◆ What you are asked to do ◆
Among the entries below, find each line holding "this" and return it.

Dataset entries

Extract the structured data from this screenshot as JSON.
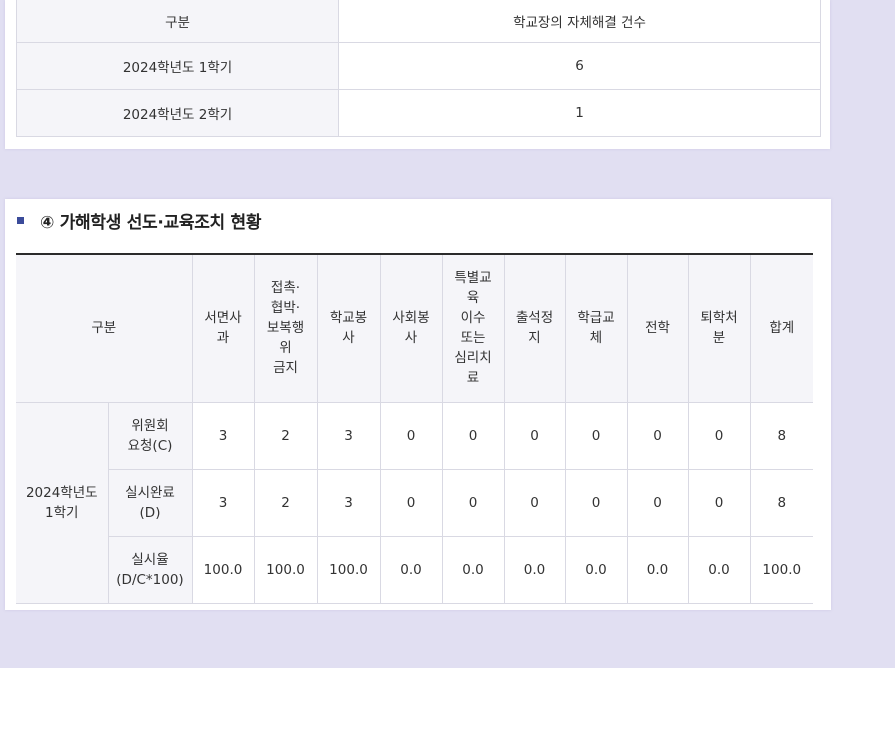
{
  "table1": {
    "header": [
      "구분",
      "학교장의 자체해결 건수"
    ],
    "rows": [
      [
        "2024학년도 1학기",
        "6"
      ],
      [
        "2024학년도 2학기",
        "1"
      ]
    ]
  },
  "section4": {
    "title": "④ 가해학생 선도·교육조치 현황",
    "header": {
      "group": "구분",
      "cols": [
        "서면사\n과",
        "접촉·\n협박·\n보복행\n위\n금지",
        "학교봉\n사",
        "사회봉\n사",
        "특별교\n육\n이수\n또는\n심리치\n료",
        "출석정\n지",
        "학급교\n체",
        "전학",
        "퇴학처\n분",
        "합계"
      ]
    },
    "term": "2024학년도\n1학기",
    "rows": [
      {
        "label": "위원회\n요청(C)",
        "values": [
          "3",
          "2",
          "3",
          "0",
          "0",
          "0",
          "0",
          "0",
          "0",
          "8"
        ]
      },
      {
        "label": "실시완료\n(D)",
        "values": [
          "3",
          "2",
          "3",
          "0",
          "0",
          "0",
          "0",
          "0",
          "0",
          "8"
        ]
      },
      {
        "label": "실시율\n(D/C*100)",
        "values": [
          "100.0",
          "100.0",
          "100.0",
          "0.0",
          "0.0",
          "0.0",
          "0.0",
          "0.0",
          "0.0",
          "100.0"
        ]
      }
    ]
  },
  "colors": {
    "band": "#e1dff2",
    "bullet": "#3b4b9a",
    "header_bg": "#f5f5f9",
    "border": "#d9d9e3"
  }
}
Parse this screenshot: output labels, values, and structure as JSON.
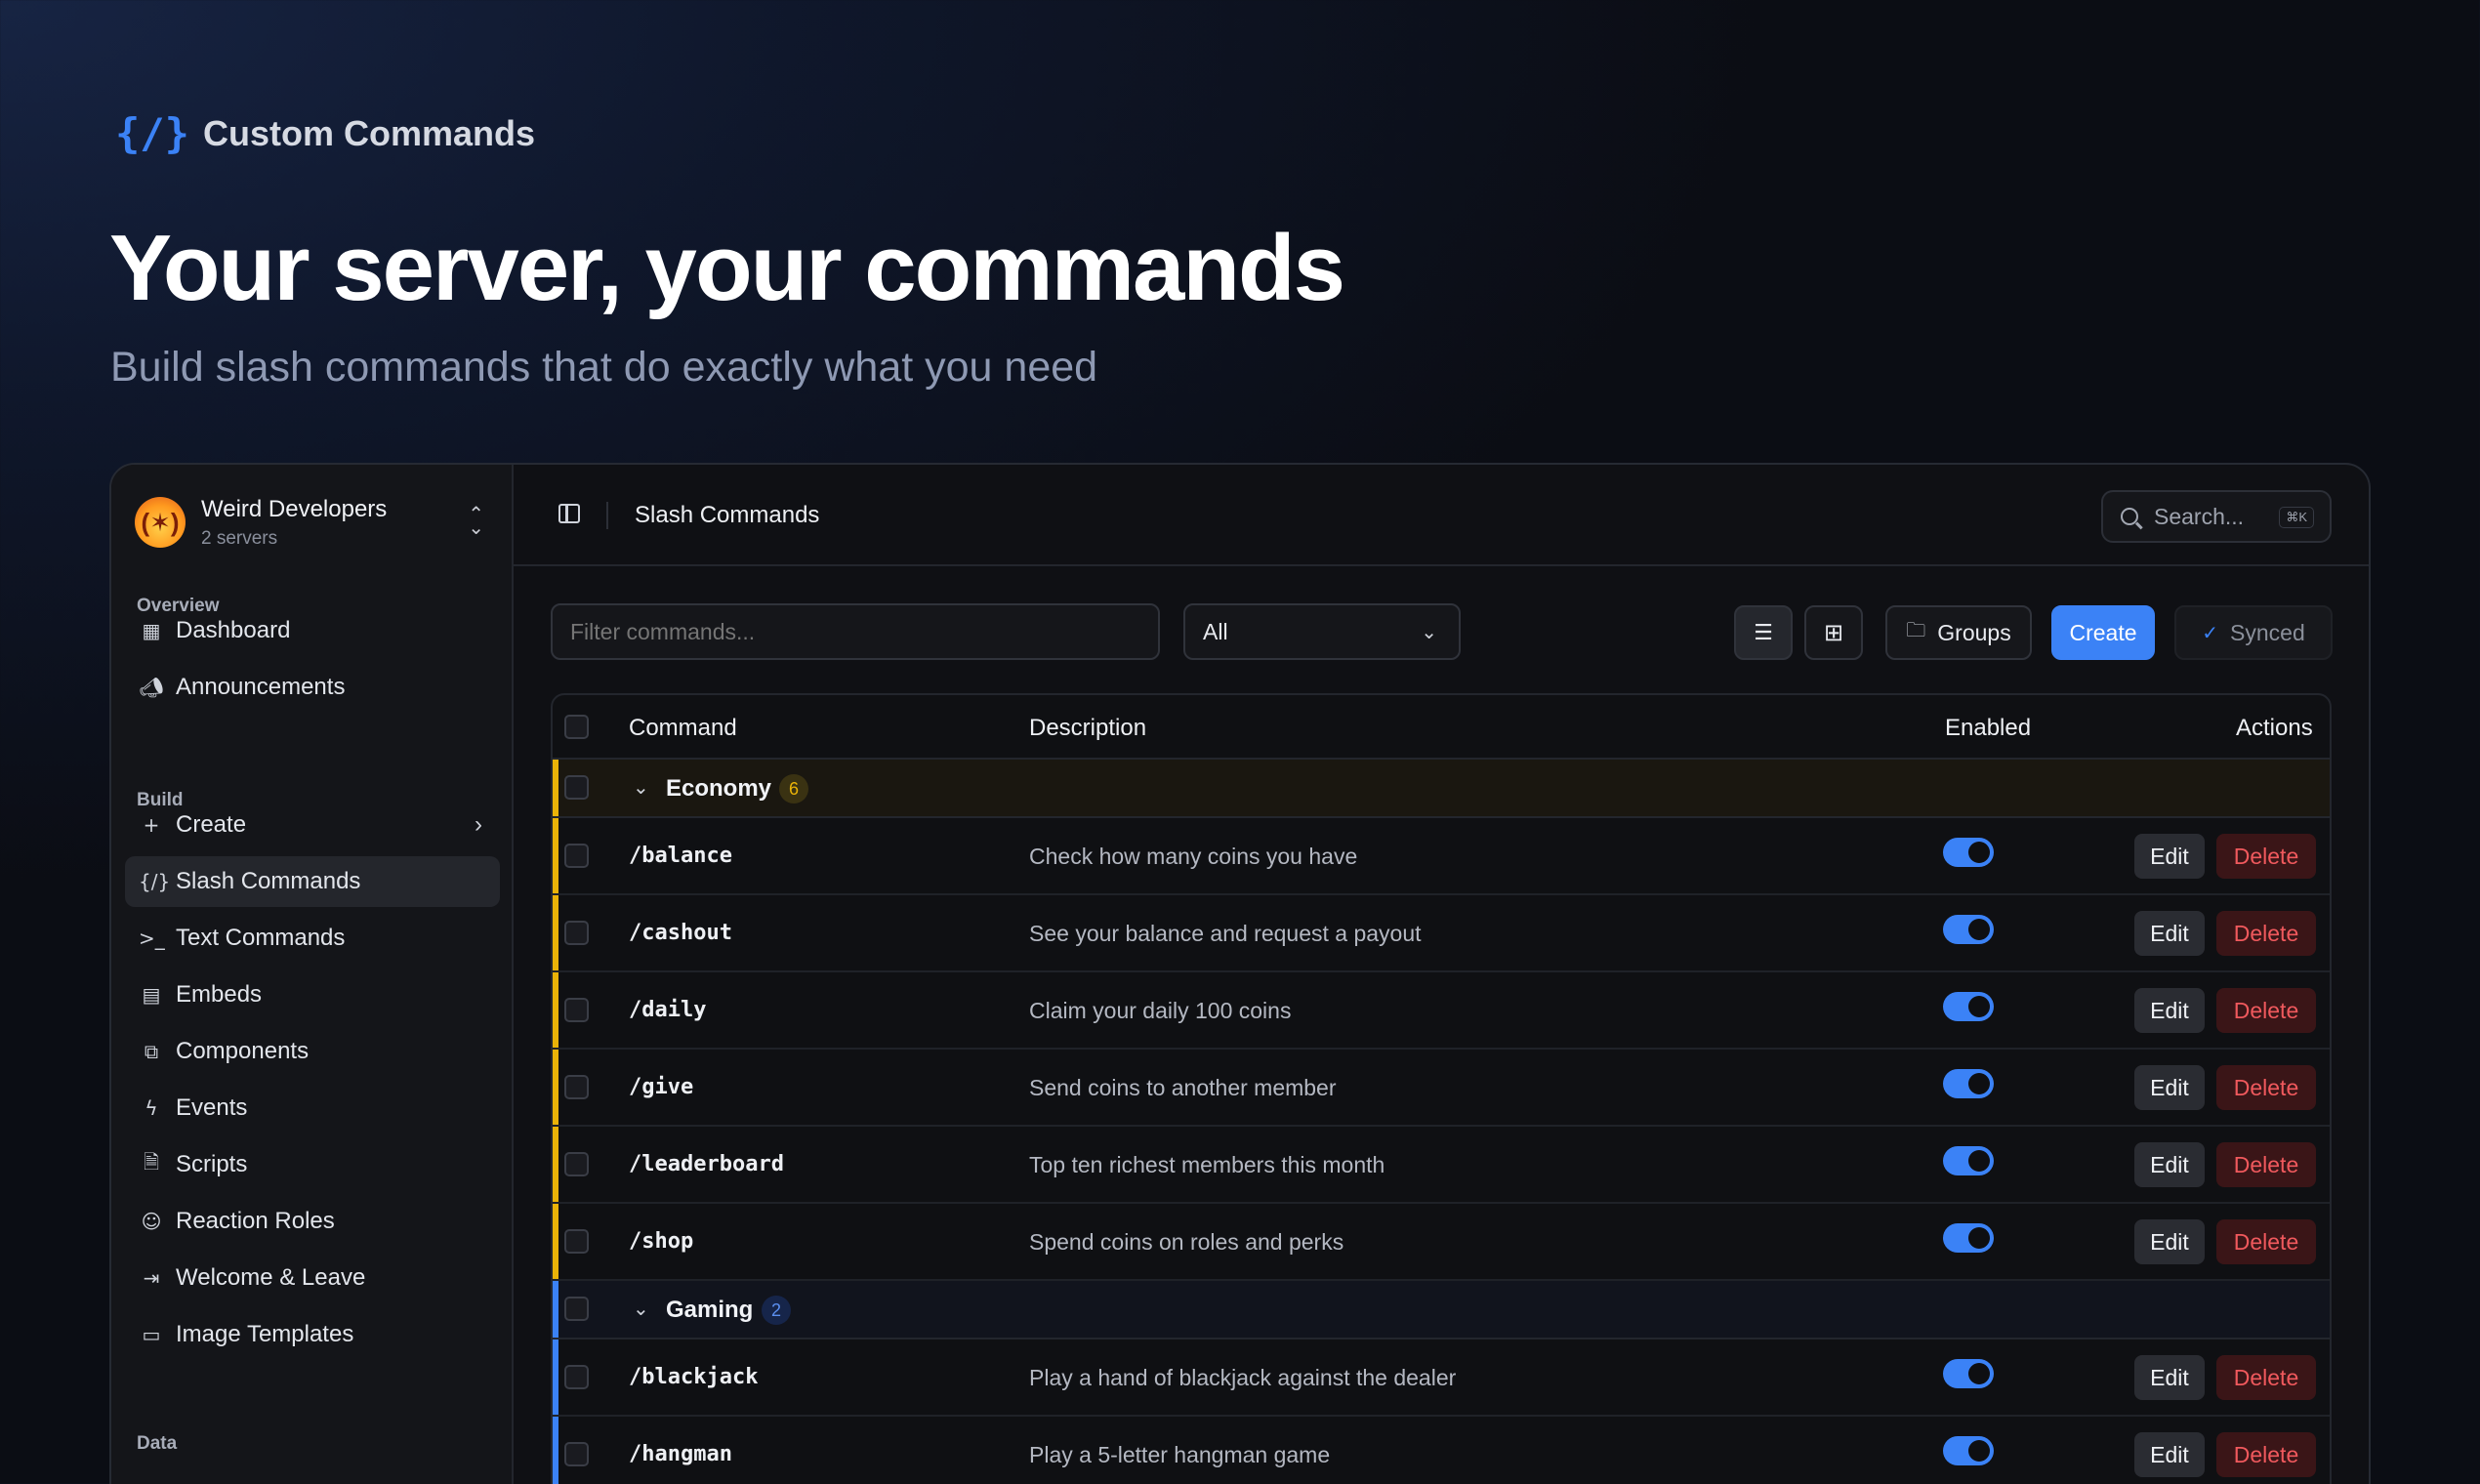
{
  "hero": {
    "brand_icon": "{/}",
    "brand_name": "Custom Commands",
    "title": "Your server, your commands",
    "subtitle": "Build slash commands that do exactly what you need"
  },
  "server": {
    "name": "Weird Developers",
    "count": "2 servers",
    "avatar_icon": "fire-icon"
  },
  "sidebar": {
    "sections": {
      "overview": "Overview",
      "build": "Build",
      "data": "Data"
    },
    "overview_items": [
      {
        "label": "Dashboard",
        "icon": "dashboard-icon"
      },
      {
        "label": "Announcements",
        "icon": "megaphone-icon"
      }
    ],
    "build_items": [
      {
        "label": "Create",
        "icon": "plus-icon"
      },
      {
        "label": "Slash Commands",
        "icon": "slash-icon"
      },
      {
        "label": "Text Commands",
        "icon": "terminal-icon"
      },
      {
        "label": "Embeds",
        "icon": "embed-icon"
      },
      {
        "label": "Components",
        "icon": "components-icon"
      },
      {
        "label": "Events",
        "icon": "bolt-icon"
      },
      {
        "label": "Scripts",
        "icon": "file-icon"
      },
      {
        "label": "Reaction Roles",
        "icon": "smile-icon"
      },
      {
        "label": "Welcome & Leave",
        "icon": "enter-icon"
      },
      {
        "label": "Image Templates",
        "icon": "image-icon"
      }
    ]
  },
  "topbar": {
    "title": "Slash Commands",
    "search_placeholder": "Search...",
    "search_shortcut": "⌘K"
  },
  "toolbar": {
    "filter_placeholder": "Filter commands...",
    "select_value": "All",
    "groups_label": "Groups",
    "create_label": "Create",
    "synced_label": "Synced"
  },
  "table": {
    "columns": {
      "command": "Command",
      "description": "Description",
      "enabled": "Enabled",
      "actions": "Actions"
    },
    "edit_label": "Edit",
    "delete_label": "Delete",
    "groups": [
      {
        "name": "Economy",
        "count": "6",
        "color": "#eab308",
        "commands": [
          {
            "name": "/balance",
            "description": "Check how many coins you have",
            "enabled": true
          },
          {
            "name": "/cashout",
            "description": "See your balance and request a payout",
            "enabled": true
          },
          {
            "name": "/daily",
            "description": "Claim your daily 100 coins",
            "enabled": true
          },
          {
            "name": "/give",
            "description": "Send coins to another member",
            "enabled": true
          },
          {
            "name": "/leaderboard",
            "description": "Top ten richest members this month",
            "enabled": true
          },
          {
            "name": "/shop",
            "description": "Spend coins on roles and perks",
            "enabled": true
          }
        ]
      },
      {
        "name": "Gaming",
        "count": "2",
        "color": "#3b82f6",
        "commands": [
          {
            "name": "/blackjack",
            "description": "Play a hand of blackjack against the dealer",
            "enabled": true
          },
          {
            "name": "/hangman",
            "description": "Play a 5-letter hangman game",
            "enabled": true
          }
        ]
      }
    ]
  },
  "colors": {
    "accent": "#3b82f6",
    "danger": "#f0595d",
    "economy": "#eab308",
    "gaming": "#3b82f6"
  }
}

◆ Task output ◆
Extract the structured data from this screenshot as JSON.
Parse this screenshot: output labels, values, and structure as JSON.
            "description": "Top ten richest members this month",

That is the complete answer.